ASSIGNED TASK: Would you find each line in the entries below with the string "header" and copy it?

.....

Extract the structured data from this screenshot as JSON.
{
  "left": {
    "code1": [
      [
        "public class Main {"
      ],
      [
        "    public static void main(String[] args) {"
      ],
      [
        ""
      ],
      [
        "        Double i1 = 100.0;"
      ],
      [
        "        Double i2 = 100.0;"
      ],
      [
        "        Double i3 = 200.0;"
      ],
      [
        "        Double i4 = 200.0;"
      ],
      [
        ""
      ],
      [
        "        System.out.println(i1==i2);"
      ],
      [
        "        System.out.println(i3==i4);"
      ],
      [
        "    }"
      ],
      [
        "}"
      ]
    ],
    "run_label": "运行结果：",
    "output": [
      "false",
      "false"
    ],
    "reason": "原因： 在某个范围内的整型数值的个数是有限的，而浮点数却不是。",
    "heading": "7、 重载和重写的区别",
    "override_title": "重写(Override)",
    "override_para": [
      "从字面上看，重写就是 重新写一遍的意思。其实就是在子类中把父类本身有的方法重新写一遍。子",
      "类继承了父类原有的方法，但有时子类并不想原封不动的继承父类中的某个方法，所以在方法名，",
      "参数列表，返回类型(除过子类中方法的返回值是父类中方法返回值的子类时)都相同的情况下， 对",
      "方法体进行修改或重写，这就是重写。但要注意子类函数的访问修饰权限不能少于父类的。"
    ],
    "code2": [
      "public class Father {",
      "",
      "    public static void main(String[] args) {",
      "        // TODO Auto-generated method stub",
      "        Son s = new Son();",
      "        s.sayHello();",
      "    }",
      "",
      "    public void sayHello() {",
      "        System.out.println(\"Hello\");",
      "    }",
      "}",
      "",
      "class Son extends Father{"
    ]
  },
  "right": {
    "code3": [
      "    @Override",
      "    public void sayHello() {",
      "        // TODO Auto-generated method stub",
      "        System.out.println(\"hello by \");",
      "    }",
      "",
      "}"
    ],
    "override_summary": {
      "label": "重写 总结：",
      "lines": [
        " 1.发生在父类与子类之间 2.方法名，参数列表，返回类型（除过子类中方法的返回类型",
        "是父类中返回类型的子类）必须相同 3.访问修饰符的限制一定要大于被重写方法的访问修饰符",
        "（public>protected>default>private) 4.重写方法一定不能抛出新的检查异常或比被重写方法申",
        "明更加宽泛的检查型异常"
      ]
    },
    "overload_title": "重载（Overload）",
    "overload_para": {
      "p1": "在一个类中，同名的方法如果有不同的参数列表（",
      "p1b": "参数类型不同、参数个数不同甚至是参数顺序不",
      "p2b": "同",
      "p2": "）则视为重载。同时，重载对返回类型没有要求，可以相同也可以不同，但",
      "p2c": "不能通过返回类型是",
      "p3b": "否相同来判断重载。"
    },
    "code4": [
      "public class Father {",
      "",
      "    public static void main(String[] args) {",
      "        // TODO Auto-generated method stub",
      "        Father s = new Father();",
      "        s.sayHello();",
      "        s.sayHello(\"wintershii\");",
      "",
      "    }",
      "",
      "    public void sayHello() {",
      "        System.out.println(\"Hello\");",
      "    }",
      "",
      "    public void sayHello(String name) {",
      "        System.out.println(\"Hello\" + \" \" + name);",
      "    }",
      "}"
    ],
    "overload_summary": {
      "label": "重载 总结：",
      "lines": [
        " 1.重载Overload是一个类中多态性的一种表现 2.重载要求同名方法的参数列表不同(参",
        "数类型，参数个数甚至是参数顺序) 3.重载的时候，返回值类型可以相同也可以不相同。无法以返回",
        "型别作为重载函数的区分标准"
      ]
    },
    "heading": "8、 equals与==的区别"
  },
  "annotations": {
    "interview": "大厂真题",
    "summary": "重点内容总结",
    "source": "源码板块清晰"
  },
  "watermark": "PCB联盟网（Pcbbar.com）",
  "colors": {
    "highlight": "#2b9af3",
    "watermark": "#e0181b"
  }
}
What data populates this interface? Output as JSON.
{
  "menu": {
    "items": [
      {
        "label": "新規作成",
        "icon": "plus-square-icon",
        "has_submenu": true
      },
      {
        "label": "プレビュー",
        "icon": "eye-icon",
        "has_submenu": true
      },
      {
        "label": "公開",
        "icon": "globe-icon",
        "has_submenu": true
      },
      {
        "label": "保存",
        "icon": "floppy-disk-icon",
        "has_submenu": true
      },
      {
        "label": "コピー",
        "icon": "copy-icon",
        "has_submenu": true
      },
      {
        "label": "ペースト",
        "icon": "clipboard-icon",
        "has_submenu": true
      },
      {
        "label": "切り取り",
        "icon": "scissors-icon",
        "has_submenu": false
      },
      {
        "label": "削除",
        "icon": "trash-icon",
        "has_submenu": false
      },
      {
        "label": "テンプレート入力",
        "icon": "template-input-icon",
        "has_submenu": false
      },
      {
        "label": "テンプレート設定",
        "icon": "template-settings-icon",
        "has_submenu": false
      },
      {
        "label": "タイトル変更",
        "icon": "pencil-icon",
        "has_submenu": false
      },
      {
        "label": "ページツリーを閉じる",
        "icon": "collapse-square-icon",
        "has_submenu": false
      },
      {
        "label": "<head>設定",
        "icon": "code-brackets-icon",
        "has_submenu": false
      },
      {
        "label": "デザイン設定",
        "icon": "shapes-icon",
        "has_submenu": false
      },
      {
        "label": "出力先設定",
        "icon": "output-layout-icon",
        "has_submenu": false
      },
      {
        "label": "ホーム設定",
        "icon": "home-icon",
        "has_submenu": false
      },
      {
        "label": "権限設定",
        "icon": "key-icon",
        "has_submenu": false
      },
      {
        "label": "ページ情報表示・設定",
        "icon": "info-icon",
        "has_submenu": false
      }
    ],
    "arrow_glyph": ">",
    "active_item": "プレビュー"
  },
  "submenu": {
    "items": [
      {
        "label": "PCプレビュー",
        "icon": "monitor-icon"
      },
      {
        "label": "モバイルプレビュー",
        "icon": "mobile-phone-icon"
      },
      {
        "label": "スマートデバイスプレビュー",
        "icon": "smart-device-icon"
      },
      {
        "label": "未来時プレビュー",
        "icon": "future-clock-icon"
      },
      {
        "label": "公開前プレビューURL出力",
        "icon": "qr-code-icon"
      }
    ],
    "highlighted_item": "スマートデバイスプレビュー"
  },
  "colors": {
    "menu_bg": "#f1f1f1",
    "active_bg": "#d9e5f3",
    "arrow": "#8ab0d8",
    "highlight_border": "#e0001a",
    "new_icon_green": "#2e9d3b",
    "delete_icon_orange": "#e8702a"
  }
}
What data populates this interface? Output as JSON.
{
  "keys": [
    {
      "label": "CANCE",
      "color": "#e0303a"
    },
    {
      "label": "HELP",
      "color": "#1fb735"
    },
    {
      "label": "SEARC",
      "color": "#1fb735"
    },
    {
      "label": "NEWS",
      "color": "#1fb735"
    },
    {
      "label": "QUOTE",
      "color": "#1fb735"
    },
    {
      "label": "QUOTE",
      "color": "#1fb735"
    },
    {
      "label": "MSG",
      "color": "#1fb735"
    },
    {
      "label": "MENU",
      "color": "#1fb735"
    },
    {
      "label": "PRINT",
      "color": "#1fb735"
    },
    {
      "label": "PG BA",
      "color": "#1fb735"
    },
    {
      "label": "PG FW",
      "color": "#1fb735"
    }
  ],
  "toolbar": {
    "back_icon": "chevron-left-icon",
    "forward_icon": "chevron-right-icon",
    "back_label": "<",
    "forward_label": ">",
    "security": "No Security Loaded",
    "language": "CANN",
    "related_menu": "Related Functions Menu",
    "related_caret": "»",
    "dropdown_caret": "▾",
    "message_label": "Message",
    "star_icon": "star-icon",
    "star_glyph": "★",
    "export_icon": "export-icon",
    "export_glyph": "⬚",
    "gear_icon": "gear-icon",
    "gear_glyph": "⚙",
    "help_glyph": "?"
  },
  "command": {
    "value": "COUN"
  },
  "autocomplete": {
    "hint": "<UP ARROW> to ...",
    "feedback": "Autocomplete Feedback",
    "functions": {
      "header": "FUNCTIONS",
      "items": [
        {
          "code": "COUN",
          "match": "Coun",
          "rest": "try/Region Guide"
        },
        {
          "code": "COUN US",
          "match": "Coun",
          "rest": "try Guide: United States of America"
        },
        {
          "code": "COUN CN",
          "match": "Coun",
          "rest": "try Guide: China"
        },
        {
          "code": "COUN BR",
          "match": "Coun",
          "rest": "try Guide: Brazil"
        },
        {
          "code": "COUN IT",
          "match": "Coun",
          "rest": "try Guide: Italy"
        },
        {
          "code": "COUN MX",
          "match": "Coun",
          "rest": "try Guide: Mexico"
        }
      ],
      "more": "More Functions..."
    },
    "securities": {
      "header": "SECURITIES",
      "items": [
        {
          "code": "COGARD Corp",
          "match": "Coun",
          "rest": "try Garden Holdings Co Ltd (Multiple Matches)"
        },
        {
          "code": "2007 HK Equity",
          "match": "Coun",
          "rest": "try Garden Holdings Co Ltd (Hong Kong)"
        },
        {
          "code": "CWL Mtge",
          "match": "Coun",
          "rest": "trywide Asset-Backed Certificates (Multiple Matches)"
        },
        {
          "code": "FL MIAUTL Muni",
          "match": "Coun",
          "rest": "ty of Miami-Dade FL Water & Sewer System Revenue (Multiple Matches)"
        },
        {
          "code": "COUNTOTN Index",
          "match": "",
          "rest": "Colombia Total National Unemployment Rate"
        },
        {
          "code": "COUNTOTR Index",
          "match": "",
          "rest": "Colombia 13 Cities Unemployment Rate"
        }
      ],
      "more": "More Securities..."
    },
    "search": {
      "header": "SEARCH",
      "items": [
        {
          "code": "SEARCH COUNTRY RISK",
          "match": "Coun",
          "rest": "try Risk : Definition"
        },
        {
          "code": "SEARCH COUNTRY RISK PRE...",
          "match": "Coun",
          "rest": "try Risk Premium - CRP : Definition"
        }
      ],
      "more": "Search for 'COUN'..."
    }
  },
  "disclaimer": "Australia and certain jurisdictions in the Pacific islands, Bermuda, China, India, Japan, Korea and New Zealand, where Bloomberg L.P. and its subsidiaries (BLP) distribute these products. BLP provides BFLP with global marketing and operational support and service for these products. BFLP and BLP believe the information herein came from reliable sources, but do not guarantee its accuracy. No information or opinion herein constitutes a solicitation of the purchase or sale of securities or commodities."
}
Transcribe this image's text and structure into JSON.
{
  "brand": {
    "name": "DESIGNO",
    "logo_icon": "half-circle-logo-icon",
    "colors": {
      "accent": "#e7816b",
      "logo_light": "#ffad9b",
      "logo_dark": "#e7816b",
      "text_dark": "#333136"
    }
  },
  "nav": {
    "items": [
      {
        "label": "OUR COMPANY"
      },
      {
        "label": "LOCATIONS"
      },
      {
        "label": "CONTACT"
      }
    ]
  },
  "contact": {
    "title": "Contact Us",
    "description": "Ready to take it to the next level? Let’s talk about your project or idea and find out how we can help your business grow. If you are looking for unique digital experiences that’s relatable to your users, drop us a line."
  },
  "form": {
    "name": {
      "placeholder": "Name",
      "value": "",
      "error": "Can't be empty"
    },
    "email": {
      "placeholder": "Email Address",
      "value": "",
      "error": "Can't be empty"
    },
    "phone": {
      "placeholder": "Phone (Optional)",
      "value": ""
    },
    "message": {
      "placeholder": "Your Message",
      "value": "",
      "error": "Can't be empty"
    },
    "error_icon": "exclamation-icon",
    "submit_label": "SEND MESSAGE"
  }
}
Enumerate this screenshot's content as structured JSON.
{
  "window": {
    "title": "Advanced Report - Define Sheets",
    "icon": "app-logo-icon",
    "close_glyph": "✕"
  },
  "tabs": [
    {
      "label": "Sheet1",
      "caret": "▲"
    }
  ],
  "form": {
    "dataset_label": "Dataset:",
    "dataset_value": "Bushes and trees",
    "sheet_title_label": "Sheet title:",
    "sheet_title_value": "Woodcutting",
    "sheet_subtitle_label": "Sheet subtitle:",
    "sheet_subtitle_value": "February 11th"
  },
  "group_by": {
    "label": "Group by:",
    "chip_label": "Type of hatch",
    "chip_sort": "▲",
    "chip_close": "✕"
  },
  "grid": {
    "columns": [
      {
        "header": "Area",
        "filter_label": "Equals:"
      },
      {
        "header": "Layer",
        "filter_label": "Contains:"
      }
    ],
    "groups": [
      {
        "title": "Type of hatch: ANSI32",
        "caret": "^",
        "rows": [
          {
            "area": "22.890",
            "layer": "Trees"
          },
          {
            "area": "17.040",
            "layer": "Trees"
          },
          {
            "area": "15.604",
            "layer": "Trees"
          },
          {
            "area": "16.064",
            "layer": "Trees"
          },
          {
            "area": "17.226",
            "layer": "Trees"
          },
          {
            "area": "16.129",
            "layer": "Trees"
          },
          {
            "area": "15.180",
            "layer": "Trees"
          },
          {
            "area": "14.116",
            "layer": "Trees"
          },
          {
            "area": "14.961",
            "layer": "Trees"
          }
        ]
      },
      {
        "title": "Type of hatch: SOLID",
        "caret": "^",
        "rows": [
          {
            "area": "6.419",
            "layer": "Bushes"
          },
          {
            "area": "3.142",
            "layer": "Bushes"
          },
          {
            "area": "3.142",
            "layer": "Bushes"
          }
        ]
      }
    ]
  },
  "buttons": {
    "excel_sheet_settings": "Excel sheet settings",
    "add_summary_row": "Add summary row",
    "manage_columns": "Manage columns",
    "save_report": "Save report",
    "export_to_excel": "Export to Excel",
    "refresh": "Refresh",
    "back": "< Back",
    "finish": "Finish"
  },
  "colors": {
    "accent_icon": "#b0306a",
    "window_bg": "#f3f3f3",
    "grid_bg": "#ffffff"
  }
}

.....

ANSWER FOR THIS EXERCISE:
      "header": "FUNCTIONS",
      "header": "SECURITIES",
      "header": "SEARCH",
        "header": "Area",
        "header": "Layer",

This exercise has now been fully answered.